= Beginning of Section =

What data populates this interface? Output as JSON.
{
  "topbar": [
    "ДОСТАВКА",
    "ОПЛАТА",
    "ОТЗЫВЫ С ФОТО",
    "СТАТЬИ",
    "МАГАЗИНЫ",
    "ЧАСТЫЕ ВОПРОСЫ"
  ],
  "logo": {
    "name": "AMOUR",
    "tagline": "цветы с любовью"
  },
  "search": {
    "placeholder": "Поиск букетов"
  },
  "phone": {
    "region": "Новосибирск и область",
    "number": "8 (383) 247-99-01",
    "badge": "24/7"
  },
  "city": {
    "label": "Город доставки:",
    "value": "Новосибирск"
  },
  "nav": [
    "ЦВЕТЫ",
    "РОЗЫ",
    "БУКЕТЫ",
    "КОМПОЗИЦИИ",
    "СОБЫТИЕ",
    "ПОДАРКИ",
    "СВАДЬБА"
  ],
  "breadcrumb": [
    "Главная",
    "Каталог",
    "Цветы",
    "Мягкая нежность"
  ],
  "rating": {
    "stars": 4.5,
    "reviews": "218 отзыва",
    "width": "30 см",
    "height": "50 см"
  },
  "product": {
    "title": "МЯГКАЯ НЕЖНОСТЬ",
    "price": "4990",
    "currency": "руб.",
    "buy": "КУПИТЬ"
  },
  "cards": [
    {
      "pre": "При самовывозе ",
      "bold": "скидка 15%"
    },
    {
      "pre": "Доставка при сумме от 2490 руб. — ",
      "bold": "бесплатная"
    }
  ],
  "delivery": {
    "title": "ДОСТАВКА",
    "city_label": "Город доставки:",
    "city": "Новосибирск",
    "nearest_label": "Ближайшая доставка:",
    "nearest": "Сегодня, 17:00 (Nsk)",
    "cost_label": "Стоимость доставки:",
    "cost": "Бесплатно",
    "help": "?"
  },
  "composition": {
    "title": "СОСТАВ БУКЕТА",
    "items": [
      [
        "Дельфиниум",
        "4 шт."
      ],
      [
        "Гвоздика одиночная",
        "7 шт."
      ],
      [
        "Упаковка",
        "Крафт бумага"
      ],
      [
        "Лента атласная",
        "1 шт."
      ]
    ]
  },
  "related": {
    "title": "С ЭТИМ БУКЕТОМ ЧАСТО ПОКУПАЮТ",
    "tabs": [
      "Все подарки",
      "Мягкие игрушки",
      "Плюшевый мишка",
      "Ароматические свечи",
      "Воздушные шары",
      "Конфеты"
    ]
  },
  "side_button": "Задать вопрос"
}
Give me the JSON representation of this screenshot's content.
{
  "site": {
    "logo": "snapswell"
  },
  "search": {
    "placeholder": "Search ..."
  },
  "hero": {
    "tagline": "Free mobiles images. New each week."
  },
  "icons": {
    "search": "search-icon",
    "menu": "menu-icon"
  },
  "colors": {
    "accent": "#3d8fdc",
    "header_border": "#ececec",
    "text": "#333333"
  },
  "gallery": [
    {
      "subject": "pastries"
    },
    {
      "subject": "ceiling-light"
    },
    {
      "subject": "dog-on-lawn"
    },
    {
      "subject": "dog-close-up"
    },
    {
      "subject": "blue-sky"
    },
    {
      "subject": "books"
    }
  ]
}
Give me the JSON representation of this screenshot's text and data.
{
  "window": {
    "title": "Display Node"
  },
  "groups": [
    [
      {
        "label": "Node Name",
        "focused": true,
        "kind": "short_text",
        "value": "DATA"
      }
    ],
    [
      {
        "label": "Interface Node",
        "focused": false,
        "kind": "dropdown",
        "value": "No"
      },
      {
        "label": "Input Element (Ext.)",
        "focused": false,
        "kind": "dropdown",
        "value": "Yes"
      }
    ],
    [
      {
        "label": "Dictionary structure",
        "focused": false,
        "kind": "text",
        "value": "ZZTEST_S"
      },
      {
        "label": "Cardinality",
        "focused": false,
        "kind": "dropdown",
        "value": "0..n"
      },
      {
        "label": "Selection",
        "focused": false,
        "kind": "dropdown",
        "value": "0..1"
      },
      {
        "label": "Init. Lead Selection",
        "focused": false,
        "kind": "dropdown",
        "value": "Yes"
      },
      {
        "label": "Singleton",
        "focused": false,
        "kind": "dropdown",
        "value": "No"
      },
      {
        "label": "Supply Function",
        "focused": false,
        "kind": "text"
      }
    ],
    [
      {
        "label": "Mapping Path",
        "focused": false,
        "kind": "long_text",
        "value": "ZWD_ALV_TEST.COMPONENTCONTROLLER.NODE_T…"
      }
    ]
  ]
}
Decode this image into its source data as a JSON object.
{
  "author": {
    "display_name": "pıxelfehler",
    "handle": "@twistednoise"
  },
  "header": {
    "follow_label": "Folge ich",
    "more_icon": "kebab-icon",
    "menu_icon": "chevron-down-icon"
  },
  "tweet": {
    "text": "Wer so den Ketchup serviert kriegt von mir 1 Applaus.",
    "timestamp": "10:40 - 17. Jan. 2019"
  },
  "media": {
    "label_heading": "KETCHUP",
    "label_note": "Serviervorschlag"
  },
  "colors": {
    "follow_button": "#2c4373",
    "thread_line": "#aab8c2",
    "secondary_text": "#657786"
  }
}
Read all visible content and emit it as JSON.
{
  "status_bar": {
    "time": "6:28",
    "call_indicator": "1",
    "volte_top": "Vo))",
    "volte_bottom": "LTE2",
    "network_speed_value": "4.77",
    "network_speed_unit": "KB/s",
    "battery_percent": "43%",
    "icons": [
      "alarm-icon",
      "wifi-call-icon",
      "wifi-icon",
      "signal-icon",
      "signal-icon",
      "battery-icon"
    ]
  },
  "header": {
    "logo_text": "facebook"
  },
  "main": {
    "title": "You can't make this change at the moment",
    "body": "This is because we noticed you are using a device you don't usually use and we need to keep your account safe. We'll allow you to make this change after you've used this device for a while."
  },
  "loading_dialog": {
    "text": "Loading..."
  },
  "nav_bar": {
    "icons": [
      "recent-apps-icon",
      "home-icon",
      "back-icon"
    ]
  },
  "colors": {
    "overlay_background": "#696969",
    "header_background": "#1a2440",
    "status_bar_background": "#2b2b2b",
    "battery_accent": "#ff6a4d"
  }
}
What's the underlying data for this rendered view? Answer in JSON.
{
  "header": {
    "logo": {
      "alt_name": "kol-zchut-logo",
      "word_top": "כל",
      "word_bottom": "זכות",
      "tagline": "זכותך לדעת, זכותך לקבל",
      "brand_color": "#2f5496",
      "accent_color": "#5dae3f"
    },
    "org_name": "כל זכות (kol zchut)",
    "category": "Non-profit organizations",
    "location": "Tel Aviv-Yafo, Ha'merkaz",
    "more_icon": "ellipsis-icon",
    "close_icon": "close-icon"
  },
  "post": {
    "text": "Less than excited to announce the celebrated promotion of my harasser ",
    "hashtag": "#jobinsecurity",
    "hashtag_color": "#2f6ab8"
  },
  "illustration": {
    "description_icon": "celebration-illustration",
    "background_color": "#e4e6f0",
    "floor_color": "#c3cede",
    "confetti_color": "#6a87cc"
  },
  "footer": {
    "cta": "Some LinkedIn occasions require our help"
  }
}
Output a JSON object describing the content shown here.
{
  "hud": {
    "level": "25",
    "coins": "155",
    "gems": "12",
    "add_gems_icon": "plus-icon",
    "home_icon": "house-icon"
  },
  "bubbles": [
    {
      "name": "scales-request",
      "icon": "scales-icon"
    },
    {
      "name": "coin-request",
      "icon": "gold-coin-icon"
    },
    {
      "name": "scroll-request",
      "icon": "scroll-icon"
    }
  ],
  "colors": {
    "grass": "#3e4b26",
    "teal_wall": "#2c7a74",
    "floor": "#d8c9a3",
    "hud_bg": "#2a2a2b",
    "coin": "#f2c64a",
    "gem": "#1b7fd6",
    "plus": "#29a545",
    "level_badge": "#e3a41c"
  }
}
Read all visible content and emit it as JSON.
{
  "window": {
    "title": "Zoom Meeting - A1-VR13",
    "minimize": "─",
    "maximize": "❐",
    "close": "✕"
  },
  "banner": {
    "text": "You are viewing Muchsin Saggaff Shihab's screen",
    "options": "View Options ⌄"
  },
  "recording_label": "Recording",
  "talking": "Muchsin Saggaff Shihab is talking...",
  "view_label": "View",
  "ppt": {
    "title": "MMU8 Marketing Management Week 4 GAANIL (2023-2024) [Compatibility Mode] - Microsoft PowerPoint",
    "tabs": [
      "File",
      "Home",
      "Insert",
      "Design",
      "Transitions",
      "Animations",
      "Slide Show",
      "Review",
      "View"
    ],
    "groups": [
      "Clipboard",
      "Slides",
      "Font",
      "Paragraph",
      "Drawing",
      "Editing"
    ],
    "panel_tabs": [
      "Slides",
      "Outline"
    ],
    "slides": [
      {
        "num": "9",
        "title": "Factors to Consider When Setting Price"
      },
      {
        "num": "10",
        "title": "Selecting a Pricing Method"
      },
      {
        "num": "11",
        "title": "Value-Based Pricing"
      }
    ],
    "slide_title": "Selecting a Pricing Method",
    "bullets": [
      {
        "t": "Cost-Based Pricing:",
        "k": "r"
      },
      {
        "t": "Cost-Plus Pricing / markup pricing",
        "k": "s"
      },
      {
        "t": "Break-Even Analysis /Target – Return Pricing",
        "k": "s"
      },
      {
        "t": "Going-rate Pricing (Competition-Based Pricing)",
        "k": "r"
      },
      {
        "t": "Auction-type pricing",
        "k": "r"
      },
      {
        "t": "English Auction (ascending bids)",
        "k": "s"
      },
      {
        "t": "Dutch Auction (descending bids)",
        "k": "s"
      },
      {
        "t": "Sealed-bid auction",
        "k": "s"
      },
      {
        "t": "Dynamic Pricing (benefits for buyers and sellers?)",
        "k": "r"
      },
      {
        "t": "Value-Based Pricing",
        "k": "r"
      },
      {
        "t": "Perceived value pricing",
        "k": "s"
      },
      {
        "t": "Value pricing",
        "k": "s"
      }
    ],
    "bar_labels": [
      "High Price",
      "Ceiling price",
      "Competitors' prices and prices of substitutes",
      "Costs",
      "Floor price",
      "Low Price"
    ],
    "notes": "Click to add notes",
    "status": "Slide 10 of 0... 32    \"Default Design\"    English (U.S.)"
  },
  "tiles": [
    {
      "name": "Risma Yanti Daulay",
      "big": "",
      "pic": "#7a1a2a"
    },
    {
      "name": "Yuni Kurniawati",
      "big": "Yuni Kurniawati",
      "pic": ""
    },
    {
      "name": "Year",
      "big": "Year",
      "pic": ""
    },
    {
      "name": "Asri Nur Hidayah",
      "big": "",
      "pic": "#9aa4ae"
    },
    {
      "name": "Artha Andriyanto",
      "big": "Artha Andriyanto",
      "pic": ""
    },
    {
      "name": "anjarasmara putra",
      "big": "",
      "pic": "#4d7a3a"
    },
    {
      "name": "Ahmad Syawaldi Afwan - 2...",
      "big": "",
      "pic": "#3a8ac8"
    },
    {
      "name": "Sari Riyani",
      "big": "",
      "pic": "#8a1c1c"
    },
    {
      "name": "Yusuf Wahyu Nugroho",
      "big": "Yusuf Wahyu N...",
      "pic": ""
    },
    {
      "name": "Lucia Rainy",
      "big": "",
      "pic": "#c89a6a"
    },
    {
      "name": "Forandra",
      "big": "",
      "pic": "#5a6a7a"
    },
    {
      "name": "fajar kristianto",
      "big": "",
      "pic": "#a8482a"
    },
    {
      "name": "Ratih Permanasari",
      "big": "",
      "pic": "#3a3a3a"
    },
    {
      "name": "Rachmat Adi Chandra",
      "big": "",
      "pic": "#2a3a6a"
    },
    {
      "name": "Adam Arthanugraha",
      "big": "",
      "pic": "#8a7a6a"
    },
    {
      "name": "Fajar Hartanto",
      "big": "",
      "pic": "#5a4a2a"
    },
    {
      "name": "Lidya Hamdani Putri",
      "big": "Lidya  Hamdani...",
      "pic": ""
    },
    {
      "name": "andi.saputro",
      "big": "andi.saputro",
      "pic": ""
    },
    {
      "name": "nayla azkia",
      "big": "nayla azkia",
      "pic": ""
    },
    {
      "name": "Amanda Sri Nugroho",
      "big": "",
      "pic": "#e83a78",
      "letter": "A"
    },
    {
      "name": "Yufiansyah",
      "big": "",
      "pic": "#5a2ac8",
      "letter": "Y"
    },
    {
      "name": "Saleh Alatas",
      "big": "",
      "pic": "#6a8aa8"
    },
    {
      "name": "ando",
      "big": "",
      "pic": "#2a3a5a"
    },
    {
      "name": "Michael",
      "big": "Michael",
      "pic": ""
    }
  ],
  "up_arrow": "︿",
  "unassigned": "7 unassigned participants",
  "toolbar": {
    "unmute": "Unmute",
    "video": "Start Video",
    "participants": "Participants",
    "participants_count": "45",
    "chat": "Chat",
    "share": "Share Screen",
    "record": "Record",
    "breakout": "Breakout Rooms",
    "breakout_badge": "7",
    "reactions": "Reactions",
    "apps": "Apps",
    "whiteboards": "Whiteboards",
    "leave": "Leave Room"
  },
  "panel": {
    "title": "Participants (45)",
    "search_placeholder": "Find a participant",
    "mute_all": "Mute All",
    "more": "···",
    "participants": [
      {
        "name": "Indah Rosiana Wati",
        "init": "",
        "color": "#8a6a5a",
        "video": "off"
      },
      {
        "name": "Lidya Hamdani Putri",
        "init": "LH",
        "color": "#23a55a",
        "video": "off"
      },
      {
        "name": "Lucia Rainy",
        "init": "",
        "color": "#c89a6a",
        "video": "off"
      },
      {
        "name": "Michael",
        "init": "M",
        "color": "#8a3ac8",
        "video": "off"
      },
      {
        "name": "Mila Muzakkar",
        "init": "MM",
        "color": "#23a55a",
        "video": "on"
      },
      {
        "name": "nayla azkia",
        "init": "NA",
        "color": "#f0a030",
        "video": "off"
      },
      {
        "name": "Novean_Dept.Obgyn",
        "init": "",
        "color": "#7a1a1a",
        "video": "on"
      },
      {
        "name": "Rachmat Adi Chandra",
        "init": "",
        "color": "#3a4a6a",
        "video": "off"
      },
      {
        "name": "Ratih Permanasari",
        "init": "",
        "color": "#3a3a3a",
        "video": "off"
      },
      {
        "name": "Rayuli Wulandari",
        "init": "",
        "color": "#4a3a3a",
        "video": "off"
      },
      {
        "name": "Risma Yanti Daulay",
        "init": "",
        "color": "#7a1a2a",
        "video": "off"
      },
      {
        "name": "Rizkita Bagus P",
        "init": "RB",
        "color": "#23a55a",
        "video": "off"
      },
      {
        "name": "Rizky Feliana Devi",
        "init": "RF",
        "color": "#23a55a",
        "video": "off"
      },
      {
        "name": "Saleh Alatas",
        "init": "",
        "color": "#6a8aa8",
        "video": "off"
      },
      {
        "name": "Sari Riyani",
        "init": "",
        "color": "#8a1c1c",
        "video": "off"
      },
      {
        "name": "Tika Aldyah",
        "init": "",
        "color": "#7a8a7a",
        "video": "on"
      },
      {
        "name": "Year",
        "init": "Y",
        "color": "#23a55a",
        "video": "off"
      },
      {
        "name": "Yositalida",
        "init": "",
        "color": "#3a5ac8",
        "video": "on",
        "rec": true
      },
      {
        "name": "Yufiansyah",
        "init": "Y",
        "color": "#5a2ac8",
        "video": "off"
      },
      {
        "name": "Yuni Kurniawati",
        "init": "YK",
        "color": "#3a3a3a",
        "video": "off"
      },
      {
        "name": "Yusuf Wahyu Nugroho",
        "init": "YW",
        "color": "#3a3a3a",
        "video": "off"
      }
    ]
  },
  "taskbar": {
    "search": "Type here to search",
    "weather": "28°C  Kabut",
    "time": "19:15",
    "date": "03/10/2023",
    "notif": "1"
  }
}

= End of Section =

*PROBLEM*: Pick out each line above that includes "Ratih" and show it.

*SOLUTION BELOW*:
      "name": "Ratih Permanasari",
        "name": "Ratih Permanasari",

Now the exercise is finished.